- Slowly increase your water temperature to 85°F over a two week period while feeding a protein-rich diet.
- Do a large water change, adding back very cool, soft water around 70°F.
- Within a few days, you should observe your male jealousy standing guard over the eggs attached to the inside of his cave!
You can set-up a breeding tank for your catfish, or you can let them spawn inside your community tank and move the egg-laden cave to a safer set-up prior to hatching. While the male will prevent other fish from eating the eggs, if you want to keep the fry safe from community predators you’ll need a tank to raise them in.
Clown catfish are susceptible to the same common aquatic diseases as other fish (like White Spot or Ich), but they are generally a very healthy and hardy species if their water is kept clean and they’re offered a balanced diet. If you quarantine new fish and plants before adding them to your tank you’ll avoid a lot of problems.
The biggest mistake I’ve seen folks make with Clown catfish is not providing them with enough edible driftwood decor to snack on. If these fish don’t get enough fiber in their diet, their gut bacteria can get out of whack and cause digestive problems. A Clown pleco can starve to death if their diet is deprived of driftwood for too long.
How to Set-Up a Clown Pleco Tank: Equipment and Supply List
To set up a planted community tank with a single Clown pleco and a small school of community fish, you’ll need:
- 20 Gallon or larger Long-style aquarium with cover/lid
- HOB or Canister Filtration System
- Aquarium Heater
- Aquatic soil, sand or fine gravel substrate
- Decor made from driftwood, bogwood, sticks and branches
- Live Plants, rocks and other decorations
- Water conditioner
To feed your Clown Pleco, you’ll need:
- Sinking algae wafers
- Spirulina pellets
- Blanched veggies
- Live/frozen/dried brine shrimp, bloodworms or Daphnia eggs
Optional equipment includes:
- Airstone and pump
- Aquarium lights and/or Moonlight for nighttime viewing
- Second tank and sponge filter for raising fry

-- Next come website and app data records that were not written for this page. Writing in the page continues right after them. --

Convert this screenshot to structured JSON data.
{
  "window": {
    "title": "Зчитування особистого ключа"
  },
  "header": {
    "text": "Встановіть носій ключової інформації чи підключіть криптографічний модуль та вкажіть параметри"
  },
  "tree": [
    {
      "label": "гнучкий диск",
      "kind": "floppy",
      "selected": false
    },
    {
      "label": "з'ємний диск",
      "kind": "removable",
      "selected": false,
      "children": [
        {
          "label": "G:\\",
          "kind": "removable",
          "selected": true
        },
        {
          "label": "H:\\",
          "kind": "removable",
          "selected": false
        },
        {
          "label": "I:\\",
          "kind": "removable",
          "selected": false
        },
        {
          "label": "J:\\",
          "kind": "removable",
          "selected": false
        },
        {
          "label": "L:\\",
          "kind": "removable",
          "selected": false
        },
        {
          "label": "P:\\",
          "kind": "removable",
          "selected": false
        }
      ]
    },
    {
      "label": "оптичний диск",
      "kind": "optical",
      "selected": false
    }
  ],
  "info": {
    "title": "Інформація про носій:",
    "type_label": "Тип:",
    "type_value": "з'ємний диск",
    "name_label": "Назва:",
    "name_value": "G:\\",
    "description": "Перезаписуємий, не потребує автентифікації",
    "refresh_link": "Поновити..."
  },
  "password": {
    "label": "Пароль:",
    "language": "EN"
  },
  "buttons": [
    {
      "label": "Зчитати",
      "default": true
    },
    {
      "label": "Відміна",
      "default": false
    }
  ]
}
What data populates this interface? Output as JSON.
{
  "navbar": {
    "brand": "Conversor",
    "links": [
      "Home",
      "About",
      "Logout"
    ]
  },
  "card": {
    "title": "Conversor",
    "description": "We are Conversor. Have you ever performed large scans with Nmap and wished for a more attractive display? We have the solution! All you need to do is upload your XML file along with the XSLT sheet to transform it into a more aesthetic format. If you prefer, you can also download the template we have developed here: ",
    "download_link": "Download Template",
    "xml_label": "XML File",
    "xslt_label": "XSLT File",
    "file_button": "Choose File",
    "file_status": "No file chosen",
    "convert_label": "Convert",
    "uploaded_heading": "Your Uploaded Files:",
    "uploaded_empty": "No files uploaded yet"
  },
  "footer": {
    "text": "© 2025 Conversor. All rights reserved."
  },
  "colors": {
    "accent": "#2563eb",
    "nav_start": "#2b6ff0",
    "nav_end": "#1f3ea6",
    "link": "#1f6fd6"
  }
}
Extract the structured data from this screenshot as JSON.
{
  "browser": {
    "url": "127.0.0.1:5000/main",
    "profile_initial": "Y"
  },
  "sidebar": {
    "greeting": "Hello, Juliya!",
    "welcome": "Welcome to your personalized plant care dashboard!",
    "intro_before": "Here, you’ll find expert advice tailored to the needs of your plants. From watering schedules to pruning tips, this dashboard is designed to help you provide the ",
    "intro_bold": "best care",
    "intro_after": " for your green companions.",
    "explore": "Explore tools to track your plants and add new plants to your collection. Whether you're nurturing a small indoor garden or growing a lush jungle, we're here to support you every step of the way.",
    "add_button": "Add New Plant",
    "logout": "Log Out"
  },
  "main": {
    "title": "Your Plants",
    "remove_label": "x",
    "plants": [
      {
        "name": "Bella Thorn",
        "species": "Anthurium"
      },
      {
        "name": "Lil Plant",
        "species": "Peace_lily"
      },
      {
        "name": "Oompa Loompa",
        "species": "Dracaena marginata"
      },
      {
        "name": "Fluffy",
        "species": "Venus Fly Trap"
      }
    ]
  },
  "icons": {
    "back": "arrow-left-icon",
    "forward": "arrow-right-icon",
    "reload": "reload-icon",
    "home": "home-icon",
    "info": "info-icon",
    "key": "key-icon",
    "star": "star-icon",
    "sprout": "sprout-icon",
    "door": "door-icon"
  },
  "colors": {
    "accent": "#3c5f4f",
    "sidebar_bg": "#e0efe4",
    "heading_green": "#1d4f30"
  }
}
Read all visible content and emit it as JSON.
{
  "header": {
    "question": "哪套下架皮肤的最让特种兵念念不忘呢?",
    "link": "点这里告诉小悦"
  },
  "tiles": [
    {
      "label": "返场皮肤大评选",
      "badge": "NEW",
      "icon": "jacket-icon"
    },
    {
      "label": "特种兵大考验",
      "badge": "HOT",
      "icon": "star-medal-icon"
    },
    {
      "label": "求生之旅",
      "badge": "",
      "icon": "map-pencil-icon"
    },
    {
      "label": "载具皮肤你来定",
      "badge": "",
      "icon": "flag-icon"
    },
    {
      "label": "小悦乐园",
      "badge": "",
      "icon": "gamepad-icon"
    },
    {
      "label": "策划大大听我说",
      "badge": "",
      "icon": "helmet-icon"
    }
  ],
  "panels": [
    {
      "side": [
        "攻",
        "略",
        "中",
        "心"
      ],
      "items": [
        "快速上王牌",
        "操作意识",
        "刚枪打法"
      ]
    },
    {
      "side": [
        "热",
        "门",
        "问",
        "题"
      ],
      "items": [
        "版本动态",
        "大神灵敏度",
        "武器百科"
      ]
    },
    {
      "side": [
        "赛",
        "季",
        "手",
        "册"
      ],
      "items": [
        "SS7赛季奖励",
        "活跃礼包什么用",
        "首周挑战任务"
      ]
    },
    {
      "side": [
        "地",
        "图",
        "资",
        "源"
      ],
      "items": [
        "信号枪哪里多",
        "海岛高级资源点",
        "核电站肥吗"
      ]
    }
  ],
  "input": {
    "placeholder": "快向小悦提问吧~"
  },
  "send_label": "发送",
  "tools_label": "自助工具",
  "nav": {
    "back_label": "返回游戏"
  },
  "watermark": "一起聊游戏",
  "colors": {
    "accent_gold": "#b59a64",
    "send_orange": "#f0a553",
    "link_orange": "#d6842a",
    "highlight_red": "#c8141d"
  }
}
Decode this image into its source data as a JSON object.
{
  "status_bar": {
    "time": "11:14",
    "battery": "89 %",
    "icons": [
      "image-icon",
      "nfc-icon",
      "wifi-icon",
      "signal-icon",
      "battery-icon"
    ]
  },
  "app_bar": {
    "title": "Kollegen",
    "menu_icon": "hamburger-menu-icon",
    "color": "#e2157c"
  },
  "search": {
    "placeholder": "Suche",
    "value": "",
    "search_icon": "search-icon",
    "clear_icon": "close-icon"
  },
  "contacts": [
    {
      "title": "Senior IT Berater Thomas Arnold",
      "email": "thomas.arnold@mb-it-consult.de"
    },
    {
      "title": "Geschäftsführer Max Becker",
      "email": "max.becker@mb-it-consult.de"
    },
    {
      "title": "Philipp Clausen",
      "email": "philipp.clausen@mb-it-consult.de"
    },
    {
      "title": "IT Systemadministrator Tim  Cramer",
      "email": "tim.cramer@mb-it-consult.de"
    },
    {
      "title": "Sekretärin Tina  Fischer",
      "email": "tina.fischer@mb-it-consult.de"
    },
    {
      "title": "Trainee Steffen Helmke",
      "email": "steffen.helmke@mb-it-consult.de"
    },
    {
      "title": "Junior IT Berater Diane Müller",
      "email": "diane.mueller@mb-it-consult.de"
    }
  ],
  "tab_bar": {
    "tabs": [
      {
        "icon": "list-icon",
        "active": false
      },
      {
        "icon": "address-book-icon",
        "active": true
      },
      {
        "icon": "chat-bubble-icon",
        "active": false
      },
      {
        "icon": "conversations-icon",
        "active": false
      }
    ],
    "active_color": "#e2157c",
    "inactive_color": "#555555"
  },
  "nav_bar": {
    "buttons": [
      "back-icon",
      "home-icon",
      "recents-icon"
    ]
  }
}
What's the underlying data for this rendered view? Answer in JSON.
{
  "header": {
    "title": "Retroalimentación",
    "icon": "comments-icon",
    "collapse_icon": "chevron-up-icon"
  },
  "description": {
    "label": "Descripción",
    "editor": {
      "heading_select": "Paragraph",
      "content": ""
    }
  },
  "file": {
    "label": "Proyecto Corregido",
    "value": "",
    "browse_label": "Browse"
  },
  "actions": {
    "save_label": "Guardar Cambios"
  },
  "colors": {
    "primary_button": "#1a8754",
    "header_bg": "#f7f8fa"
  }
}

Does the Clown Pleco sound like a fun option for your next planted tank? We’d love to hear your opinions in the comments, or join our larger community of fish keepers on social media. Show us your pleco tank and tell us all about your favorite species of catfish!